Property and land prices in Dawei, also known as Tavoy, in southernmost Burma have sky-rocketing to hundreds of millions of kyat due to the development of the nearby Thai-backed deep-sea port project, claim local businessmen.
Real estate prices are highest around Ar Zar Ni Road, in downtown Dawei, where most private banks have opened branch offices. A businessman in Dawei said, “The prices go up because more commercial companies want to open branch offices and hotels in Dawei.”
According to local people, even land measuring just 40 by 60 feet can costs 200-300 million kyat. And despite the sky-rocketing prices, businesspeople have been clamoring to acquire land and property.
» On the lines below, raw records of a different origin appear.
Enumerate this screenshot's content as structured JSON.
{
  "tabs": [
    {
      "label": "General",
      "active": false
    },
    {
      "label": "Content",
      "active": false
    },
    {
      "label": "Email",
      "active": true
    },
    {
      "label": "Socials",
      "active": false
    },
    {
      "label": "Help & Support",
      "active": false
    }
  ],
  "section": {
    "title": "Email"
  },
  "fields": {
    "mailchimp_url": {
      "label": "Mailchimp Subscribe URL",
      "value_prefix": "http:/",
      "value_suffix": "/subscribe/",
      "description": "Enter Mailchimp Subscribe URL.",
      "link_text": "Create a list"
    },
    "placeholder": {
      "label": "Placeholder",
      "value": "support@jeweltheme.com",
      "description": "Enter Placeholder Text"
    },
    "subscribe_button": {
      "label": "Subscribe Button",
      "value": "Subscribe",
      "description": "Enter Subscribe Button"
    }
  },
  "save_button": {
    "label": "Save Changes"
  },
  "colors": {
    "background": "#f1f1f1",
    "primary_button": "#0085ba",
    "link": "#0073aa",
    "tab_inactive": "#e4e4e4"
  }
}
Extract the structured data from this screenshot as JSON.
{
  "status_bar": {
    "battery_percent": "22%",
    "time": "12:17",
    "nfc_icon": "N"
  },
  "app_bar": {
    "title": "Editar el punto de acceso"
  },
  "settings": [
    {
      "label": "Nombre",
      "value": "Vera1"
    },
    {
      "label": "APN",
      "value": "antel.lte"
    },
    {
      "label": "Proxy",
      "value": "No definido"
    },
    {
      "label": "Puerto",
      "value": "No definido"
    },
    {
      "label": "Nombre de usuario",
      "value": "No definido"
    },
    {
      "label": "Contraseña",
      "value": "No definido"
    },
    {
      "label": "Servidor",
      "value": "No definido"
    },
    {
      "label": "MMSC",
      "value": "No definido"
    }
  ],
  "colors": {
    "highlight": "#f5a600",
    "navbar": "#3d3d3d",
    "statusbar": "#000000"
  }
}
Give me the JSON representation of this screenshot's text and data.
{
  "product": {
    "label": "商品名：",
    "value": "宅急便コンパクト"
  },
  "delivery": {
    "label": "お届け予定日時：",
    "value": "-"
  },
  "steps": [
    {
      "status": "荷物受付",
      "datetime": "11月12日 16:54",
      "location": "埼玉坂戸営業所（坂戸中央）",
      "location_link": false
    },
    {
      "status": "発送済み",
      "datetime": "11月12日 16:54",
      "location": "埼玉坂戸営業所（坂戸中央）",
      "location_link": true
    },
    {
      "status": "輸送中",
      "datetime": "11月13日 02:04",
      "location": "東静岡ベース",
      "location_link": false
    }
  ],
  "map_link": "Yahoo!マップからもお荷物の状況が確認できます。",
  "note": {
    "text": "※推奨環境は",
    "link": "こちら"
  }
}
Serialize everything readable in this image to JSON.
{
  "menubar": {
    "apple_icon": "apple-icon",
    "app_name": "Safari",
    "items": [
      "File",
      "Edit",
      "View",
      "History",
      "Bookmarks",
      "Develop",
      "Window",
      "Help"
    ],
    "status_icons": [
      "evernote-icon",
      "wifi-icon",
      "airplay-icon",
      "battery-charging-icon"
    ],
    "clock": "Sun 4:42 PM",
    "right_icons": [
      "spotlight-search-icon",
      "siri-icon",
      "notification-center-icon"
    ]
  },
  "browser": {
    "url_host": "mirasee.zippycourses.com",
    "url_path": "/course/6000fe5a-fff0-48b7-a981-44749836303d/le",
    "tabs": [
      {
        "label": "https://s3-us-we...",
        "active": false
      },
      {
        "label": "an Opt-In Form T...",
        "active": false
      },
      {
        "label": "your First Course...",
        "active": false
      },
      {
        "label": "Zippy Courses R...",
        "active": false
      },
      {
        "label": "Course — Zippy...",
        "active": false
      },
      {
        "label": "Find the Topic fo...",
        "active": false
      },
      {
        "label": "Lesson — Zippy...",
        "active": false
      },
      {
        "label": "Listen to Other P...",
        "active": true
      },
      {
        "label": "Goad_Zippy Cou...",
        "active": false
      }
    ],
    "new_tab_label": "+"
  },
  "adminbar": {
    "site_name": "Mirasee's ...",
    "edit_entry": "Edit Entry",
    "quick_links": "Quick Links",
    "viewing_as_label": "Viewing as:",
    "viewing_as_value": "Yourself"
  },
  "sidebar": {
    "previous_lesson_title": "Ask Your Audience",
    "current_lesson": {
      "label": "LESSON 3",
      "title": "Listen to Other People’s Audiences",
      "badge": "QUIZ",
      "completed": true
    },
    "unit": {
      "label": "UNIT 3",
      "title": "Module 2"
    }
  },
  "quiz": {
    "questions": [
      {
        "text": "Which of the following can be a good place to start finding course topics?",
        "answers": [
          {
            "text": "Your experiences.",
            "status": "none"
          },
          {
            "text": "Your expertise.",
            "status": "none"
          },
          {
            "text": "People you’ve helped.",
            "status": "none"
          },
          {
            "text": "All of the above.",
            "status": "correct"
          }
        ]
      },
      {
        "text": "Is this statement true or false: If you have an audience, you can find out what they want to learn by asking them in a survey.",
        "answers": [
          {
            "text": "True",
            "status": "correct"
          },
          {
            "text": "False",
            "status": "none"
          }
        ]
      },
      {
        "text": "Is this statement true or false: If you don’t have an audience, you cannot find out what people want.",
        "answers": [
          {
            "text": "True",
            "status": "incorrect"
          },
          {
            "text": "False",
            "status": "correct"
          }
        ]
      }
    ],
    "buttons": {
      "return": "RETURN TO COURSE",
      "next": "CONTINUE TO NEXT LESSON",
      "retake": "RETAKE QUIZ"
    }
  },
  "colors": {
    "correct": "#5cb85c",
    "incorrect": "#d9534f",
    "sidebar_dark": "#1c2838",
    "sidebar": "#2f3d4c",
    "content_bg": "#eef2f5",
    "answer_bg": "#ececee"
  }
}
Max Myanmar Company reportedly just purchased real estate in downtown Dawei for hundreds of millions of kyat.
Prices increased when the deep-sea port project began as speculators tried to make a quick profit, but these later came down and stablised.
“Then after Vice-President Tin Aung Myint Oo’s visit, prices went up again,” said a Dawei resident.
Tin Aung Myint Oo visited the Dawei project last month to oversee proposed renovations to the airport and continued construction work.
A property agent from Dawei said that land near the airport is also interesting buyers. He added that there will be more high prices in Dawei because of plans to expand the airport and deep-sea port.
The Italian-Thai Development Company originally invested in the Dawei deep-sea port project and now Japan and other Asian countries are conducting studies to determine whether to get onboard.
More than a thousand engineers and labors from Thailand and Burma are also working on road construction projects.
The Dawei deep-sea port project has courted controversy with campaigners worried about the adverse affect to the environment and forced relocation of local villages.
Some 4,000 megawatts of electrical power is required to run the industrial zone, which includes a coal facility that experts say will severely impact the livelihoods of local people.
The Burmese and Thai governments signed a contract in May 2008 to begin construction on the Technical Zone in Dawei deep-sea port.
The project is eight times bigger than the Map Ta Phut Industrial Zone in Rayong, Thailand, according to the Foundation for Ecological Recovery.
Map Ta Phut is estimated to have cost some 370 billion baht (US $10.5 billion) while the Dawei project is estimated at around 303 billion baht ($8.6 billion).
Dawei would become Burma’s first Special Economic Zone, which includes plans to develop a 250 square-kilometre industrial estate with sea and land links to Thailand, Cambodia and Vietnam, as well as a gas pipeline to Thailand through Kanchanaburi Province